This post has been updated.

Thinking of writing about a former lover, fling or famous person you may have tried to date over a decade ago? First, congrats on your book deal. Second, it’s a good idea to make sure the person you’re writing about doesn’t have a wildly different take on those weeks, months or mere nights you spent together. Or else it might seem like you’re just bragging about that one time you thought a hot celebrity was into you, but, really, they thought you were a creepster.

That’s what many feel is the case with Moby, who in his new memoir claims that he dated Natalie Portman, while she denies it. To argue his side, he posted several photos of himself with Portman, including one in which he’s shirtless and grinning widely while she resembles a frightened deer. Of course such photos don’t exactly prove any “dating” took place. (The singer apologized to Portman in an Instagram post Saturday, saying many of the criticisms of him for including her are “very valid.”)

A relationship generally leads to at least two versions of what may or may not have happened. And “dating” is a vague term. But you can still measure whether it happened. Here’s a quiz to help you decide if that love affair was real or all in your head.

1. Did you go on a date?

A. Yes, several! Is there one in particular you’d like to know about?

B. The first time I asked her to dinner, she said no. The second time, also no. About once a year, I send her a message over social media — usually from a different account so she doesn’t know it’s me. Every time I mention some revealing detail or memory of her that only I would know. I never hear back, but she’s really very busy.
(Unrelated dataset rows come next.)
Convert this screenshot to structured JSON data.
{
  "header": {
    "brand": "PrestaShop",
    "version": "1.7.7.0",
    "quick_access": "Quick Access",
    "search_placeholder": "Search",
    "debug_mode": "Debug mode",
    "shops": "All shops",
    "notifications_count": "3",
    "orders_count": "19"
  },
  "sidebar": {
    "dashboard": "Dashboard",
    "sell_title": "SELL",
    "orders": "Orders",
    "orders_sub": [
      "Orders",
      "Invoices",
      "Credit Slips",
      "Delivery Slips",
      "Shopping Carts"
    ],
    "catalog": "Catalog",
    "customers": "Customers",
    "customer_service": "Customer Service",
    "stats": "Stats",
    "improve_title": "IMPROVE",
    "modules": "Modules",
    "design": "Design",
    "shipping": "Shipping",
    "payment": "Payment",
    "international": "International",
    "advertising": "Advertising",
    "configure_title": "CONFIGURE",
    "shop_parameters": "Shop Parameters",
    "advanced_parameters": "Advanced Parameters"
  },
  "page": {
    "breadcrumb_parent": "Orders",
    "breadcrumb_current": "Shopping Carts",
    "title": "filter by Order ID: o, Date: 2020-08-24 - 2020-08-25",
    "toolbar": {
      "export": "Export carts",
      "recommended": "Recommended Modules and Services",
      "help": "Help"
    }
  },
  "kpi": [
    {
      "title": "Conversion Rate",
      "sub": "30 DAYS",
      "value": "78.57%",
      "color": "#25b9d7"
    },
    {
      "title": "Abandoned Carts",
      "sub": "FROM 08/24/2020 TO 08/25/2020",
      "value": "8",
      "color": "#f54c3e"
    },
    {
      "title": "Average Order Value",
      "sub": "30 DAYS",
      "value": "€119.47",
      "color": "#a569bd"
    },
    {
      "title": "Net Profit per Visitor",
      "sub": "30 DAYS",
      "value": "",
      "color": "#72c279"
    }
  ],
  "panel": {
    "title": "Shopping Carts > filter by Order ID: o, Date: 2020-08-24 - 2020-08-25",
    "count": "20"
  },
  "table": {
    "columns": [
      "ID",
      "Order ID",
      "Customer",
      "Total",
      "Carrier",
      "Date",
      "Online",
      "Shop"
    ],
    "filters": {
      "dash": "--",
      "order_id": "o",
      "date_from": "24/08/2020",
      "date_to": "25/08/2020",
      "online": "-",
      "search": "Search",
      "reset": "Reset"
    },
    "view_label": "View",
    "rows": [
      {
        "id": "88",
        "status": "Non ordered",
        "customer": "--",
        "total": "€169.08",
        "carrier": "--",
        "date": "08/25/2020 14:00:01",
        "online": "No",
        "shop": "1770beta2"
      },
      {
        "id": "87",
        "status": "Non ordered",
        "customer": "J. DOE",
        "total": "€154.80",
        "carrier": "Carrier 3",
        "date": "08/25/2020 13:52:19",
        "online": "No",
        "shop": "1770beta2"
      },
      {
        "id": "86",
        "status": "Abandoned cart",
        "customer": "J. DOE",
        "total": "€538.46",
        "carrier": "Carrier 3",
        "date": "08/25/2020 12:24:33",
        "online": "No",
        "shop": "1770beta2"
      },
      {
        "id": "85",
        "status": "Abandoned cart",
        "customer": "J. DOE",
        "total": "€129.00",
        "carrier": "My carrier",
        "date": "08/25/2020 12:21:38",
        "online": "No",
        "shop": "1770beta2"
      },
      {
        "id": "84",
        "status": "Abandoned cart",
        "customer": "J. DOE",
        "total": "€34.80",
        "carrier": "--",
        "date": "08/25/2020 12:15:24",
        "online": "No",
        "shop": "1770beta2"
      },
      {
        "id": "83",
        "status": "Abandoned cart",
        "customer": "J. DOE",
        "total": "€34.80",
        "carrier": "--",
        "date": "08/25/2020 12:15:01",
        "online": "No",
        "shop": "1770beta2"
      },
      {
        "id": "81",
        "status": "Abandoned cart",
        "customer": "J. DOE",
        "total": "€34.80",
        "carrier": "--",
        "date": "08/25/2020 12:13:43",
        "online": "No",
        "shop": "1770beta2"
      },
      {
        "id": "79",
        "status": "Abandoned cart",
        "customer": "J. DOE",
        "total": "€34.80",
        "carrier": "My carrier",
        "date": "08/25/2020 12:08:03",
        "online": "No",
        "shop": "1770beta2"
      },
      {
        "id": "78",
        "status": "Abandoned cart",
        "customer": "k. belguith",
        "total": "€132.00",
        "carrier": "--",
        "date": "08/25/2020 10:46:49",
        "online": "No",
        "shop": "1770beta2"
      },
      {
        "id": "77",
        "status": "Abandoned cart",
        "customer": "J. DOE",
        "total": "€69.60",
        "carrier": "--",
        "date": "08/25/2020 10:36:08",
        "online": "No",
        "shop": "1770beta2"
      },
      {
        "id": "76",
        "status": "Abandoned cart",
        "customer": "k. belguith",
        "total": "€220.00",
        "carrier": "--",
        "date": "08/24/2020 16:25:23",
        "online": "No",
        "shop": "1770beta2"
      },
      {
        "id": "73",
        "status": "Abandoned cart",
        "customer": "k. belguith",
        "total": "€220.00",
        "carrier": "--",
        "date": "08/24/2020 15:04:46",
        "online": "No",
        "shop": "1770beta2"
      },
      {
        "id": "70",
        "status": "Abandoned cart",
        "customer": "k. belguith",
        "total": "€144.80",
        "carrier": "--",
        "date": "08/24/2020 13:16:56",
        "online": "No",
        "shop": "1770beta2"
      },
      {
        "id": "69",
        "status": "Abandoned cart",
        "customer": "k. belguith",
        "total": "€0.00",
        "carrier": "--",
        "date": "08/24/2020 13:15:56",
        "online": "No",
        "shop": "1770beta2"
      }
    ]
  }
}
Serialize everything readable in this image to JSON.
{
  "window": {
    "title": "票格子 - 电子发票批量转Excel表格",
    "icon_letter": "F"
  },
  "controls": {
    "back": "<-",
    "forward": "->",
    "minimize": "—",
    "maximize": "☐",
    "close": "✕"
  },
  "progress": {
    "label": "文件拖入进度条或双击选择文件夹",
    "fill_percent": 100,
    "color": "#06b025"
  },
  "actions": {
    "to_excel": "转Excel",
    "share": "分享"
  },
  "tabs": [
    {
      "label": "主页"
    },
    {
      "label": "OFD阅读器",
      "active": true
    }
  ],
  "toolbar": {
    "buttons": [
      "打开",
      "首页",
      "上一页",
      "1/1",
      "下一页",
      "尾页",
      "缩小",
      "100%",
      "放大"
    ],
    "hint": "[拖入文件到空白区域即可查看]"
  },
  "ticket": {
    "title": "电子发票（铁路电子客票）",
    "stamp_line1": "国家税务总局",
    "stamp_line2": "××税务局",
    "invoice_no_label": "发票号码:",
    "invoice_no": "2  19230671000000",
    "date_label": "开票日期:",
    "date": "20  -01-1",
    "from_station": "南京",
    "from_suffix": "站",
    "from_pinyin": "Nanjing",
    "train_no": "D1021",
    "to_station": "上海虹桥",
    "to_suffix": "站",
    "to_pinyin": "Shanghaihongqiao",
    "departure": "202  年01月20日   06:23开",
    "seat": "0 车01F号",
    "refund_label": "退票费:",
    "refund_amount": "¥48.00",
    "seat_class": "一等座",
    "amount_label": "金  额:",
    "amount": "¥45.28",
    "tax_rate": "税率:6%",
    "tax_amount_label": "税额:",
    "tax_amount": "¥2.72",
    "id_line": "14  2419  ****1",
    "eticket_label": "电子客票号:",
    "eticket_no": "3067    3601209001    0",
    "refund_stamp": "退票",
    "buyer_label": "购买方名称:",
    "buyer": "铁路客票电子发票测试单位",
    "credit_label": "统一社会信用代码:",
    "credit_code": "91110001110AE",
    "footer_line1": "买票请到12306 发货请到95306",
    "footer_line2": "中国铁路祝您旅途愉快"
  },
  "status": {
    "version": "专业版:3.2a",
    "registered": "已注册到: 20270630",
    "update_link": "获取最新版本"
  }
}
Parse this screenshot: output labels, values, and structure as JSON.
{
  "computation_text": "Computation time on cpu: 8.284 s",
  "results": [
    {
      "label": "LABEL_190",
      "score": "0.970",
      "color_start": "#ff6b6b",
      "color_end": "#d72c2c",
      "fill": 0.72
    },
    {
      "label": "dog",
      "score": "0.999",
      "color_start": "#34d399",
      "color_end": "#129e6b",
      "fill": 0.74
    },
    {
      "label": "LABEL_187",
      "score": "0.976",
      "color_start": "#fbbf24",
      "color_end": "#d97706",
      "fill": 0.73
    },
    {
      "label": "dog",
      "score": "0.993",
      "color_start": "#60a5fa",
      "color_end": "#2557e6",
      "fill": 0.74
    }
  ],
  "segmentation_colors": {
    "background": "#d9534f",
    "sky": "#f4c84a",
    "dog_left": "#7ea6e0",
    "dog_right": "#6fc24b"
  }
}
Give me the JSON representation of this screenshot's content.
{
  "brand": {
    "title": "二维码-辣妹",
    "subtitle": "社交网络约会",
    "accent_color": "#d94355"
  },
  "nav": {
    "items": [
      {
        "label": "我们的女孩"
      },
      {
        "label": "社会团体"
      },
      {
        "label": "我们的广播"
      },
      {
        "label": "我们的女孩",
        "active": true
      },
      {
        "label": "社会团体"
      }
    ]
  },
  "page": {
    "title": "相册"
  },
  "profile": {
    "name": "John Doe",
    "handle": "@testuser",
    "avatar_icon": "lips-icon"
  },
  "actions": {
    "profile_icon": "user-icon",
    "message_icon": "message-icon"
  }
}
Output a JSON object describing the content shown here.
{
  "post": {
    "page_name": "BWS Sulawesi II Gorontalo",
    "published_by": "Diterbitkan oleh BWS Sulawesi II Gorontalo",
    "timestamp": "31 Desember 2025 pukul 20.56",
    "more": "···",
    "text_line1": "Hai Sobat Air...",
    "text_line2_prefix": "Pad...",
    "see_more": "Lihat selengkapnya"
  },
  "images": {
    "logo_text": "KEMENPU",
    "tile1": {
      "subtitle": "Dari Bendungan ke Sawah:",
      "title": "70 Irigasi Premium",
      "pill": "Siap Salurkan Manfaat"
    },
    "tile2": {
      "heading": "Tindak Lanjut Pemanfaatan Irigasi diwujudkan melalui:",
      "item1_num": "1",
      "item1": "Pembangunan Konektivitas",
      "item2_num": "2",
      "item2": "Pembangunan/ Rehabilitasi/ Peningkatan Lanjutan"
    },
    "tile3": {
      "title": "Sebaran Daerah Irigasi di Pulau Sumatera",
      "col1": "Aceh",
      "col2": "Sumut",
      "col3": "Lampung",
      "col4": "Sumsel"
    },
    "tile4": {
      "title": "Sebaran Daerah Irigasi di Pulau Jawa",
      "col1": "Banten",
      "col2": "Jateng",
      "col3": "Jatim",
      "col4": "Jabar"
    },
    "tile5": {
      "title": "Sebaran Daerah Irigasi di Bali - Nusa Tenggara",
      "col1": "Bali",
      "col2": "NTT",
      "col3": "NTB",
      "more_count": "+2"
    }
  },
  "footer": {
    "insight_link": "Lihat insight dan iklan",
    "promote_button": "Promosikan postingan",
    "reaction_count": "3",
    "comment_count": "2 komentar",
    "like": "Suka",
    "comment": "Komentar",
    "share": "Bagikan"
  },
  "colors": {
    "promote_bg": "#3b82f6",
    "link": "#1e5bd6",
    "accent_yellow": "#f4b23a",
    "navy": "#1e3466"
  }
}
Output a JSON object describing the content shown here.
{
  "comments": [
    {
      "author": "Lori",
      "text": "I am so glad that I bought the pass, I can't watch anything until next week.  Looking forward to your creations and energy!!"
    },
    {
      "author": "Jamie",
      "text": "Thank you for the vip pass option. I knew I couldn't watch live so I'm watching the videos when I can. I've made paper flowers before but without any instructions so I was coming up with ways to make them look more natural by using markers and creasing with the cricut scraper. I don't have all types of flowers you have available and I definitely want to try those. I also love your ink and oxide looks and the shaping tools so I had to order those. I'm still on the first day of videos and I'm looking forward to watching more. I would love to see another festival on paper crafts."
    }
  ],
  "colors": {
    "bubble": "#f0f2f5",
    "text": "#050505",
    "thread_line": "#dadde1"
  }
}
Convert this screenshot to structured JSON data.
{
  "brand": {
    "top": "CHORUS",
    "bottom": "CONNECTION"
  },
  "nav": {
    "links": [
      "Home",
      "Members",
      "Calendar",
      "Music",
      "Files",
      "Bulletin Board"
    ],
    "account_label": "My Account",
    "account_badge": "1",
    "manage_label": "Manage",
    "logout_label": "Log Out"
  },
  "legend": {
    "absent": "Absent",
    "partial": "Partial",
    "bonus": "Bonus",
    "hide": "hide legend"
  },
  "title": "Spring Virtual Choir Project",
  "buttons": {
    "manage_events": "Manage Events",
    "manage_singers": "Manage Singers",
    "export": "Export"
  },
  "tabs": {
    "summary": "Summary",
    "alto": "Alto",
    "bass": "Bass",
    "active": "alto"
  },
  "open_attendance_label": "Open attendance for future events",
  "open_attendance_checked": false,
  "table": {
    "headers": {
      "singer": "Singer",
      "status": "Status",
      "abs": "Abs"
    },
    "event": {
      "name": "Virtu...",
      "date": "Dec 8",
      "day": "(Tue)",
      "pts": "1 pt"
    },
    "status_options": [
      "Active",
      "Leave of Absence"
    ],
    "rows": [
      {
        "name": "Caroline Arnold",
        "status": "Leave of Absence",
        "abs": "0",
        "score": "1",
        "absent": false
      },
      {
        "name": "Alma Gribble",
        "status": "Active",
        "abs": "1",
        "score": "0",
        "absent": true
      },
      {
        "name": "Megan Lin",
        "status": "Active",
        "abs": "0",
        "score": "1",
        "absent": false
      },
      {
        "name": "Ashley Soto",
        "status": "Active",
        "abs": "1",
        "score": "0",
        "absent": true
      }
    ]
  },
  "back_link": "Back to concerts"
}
C. She came to see my band play once. In fact, I wouldn’t set foot onstage until I knew she was in the audience. Does that count?

2. Did you hook up once and never see each other again?

A. No, we were intimate over a consistent period of time. We also hung out during daylight hours and were integrated into each other’s lives.

B. We made out once! I wanted to go further, but she stopped me.

C. Unclear, but we shared a dorm bed together once. I have a Google alert on their name and have built a shrine full of photos and items that remind me of them. Look, here’s an old picture of us with a birthday cake!

3. Did you discuss your feelings about one another, and were they mutual?

A. Yes — a lot. We’ve been in and out of couple’s therapy.

B. Well, I’ve told her how I feel about her ... Does that count?

C. They were not mutual — that’s why I’m writing this memoir! I’m hoping stories of our past will remind her of what we had and she might come running back to me.

4. Did this person meet your family or friends?

A. Yes. Everyone got along brilliantly!

B. No, but I’ve told my friends so much about her, it’s as if they did meet.

C. She met some of my band mates. Does that count?

5. If you were to ask this person “Did we date?,” what do you think they would say?

A. Yes.

B. That we might date someday — just as soon as her schedule clears up!

C. Yes. She would say I was formative in her romantic development, and definitely not “a much older man being creepy with me when I just had graduated high school.”

Mostly A’s: You definitely dated. You might still be together. Go, love! Still, it’s always good to check with the person before writing about them if you’re going to use their name, or if they’re still in your life. Drop this person a line and ask how they remember your time together.

Mostly B’s: Doubtful. But I’m more concerned by the fact that you haven’t moved on! Might be best to process these unresolved feelings in the privacy of a therapist’s office. Oh, and do not contact her again.

Mostly C’s: Definitely not. Check with this former flame before including any of this in your memoir. And if they dispute it, listen.